There may be plenty of corner cases in which things don't work as expected, or after an upgrade stop working as they previously did. Users may have issues because they don't use the software correctly, or are unaware that the new version of their favorite tool requires changes on their part.
Obviously "X in tool Y doesn't work, please fix tool Y" is not a question suitable for GIS.SE – this should go to whoever maintains the software in question.
But if we consider questions about usage or features of specific products to be in scope, then I'd consider questions like these to be legitimate as well:
- X doesn't work in tool Y [optionally: doesn't work in version Z and it worked in the previous version], is this a bug or am I doing something wrong? Provided the OP has consulted the product's FAQ and documentation prior to posting, we don't really know how long-lived the solution is going to be. It may be a bug that gets fixed a few weeks later, or the OP is indeed doing something wrong.
- X doesn't work in tool Y, which seems to be a bug, how can I work around it?

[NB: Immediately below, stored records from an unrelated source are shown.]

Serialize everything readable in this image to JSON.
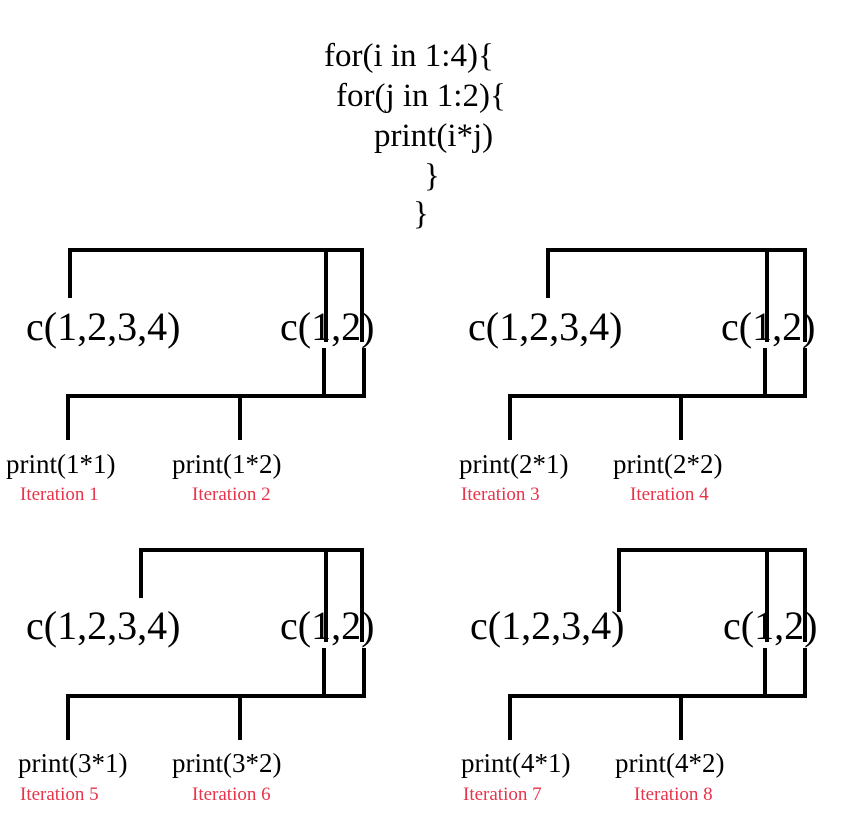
{
  "code": {
    "lines": [
      "for(i in 1:4){",
      "for(j in 1:2){",
      "print(i*j)",
      "}",
      "}"
    ]
  },
  "panels": [
    {
      "outer_vector": "c(1,2,3,4)",
      "inner_vector": "c(1,2)",
      "calls": [
        {
          "text": "print(1*1)",
          "iteration": "Iteration 1"
        },
        {
          "text": "print(1*2)",
          "iteration": "Iteration 2"
        }
      ]
    },
    {
      "outer_vector": "c(1,2,3,4)",
      "inner_vector": "c(1,2)",
      "calls": [
        {
          "text": "print(2*1)",
          "iteration": "Iteration 3"
        },
        {
          "text": "print(2*2)",
          "iteration": "Iteration 4"
        }
      ]
    },
    {
      "outer_vector": "c(1,2,3,4)",
      "inner_vector": "c(1,2)",
      "calls": [
        {
          "text": "print(3*1)",
          "iteration": "Iteration 5"
        },
        {
          "text": "print(3*2)",
          "iteration": "Iteration 6"
        }
      ]
    },
    {
      "outer_vector": "c(1,2,3,4)",
      "inner_vector": "c(1,2)",
      "calls": [
        {
          "text": "print(4*1)",
          "iteration": "Iteration 7"
        },
        {
          "text": "print(4*2)",
          "iteration": "Iteration 8"
        }
      ]
    }
  ],
  "colors": {
    "iteration_label": "#e8334a",
    "lines": "#000000"
  }
}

I'm rather skeptical about rating questions based on their perceived "longevity" (and even more about the formula "related to a bug = short-lived"): Some products also have long-standing bugs which don't get fixed for a long time – in this case, the answer will be relevant for a long time. Also, not everyone is always using the latest version of a product: Large organizations often take a long time to roll out a new version, upgrading commercial software is a budget issue, and the more stable Linux distributions (such as LTS versions of Ubuntu) roll out only security fixes and minor bug fixes, keeping the rest for the next release. And eventually, a lot of questions related to technology (which make up a fair share of SE) will become obsolete as the technology in question evolves.